is whether or not a four-week guarantee was "applicable" in his case

or, to use the other expression used in the article, whether his was

"a position paid on a four-week guarantee basis". If such guarantee

was applicable to his position, then it is to be maintained in the

same way and to the same extent as his basic rate.

By article 4 of the collective agreement, the principle of the

40-hour week is recognized, and an average of 160 hours in assigned

service constitutes a basic four-week period. The effect of various

provisions in article 4 is to establish a guarantee of 320 hours of

work over an eight-week period. From the material before me, it

appears that the grievor had the benefit of such a guarantee in his

former position. The effect of article 8.9 in the instant case

is, in my view, to maintain that guarantee in the same way and to the

same extent as the basic rate. It may be worth repeating, however,

that this is not a guarantee of earnings, or of hours actually


It was the company's contention that the reference to a "four-week

guarantee basis" was not applicable to on-train employees but rather

to specific craft employees required to be subject to call beyond

their normal forty hours a week. The material provisions of the

Supplemental Agreement are of general application, however, and

nothing appears which would limit their application in the manner

suggested. The collective agreement itself, which covers on-train

employees, refers specifically to the nature of the work performed

in on-Board Services operations, in providing for the four-week

guarantee. Such guarantee is "applicable", in a case such as the

grievor's, under article 8.9 of the Supplemental Agreement.

The company also referred to a letter written jointly by the parties

to Transport Canada setting out their common view of the

difference between the level of protection of salary under the

Supplemental Agreement and that under the Special Agreement. That

letter read in part:

When the provision of the Job Security Agreement {the

Supplemental Agreement} is compared with the equivalent

provision of the Special Agreement, we believe it can be seen
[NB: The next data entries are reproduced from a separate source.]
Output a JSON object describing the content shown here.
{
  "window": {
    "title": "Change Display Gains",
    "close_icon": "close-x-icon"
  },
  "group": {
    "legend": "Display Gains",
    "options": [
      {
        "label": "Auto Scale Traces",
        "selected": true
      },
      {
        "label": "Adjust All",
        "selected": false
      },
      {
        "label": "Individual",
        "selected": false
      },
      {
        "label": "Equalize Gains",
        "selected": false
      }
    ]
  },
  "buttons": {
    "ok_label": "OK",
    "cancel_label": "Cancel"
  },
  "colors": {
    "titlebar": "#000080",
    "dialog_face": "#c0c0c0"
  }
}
that the Special Agreement has added several factors to the

benefit of the employee. The Special Agreement assures that,

not only the basic rate of his former position be maintained,

but that such factors as scheduled overtime, shift

differentials and clock punching payments will also be

included. Additionally, the number of hours of the former

assignment will be maintained, and that for on-train

employees, this will be a minimum of 320 hours per 8-week

averaging period.


What the parties jointly said then is not inconsistent with what the

union now contends: what is maintained is not "the number of hours"

an employee may have worked, but rather a guaranteed minimum number

of hours. In any event, that joint letter does not appear to have

been signed as constituting either an amendment to the collective

agreement or a binding interpretation thereof. The terms of the

collective agreement govern in the instant case, and in my view

their effect is as contended by the union.

Finally, it was contended by the company that the provision in

article 8.9 of the Supplemental Agreement for the conversion of the

basic rate of a position paid on a four-week guarantee basis to a

basic rate on a forty-hour week basis, was not an assurance of pay

for any minimum number of hours. That is quite so; that provision is

followed by an example of an employee who is guaranteed 179.3 hours

for each four-week period, comprised of 160 straight time hours and

19.3 hours at time and one-half. The basic hourly rate for such an

employee is calculated, using the conversion to a forty-hour basis

referred to, to be higher in fact than his basic hourly rate. That

provision simply has no application to the instant case. Nothing

suggests the grievor had or would be entitled to a guarantee of more

than minimum earnings of 320 hours over an eight-week period. The

question is, rather, whether or not he is entitled to any guarantee

at all. On the material before me, such a guarantee was applicable

to the grievor's former position. The effect of article 8.9 of the

supplementary Agreement is to maintain that.

For all of the foregoing reasons, the grievance is allowed.



DATED AT TORONTO,this 6th day of January, 1986.

J.F.W. Weatherill,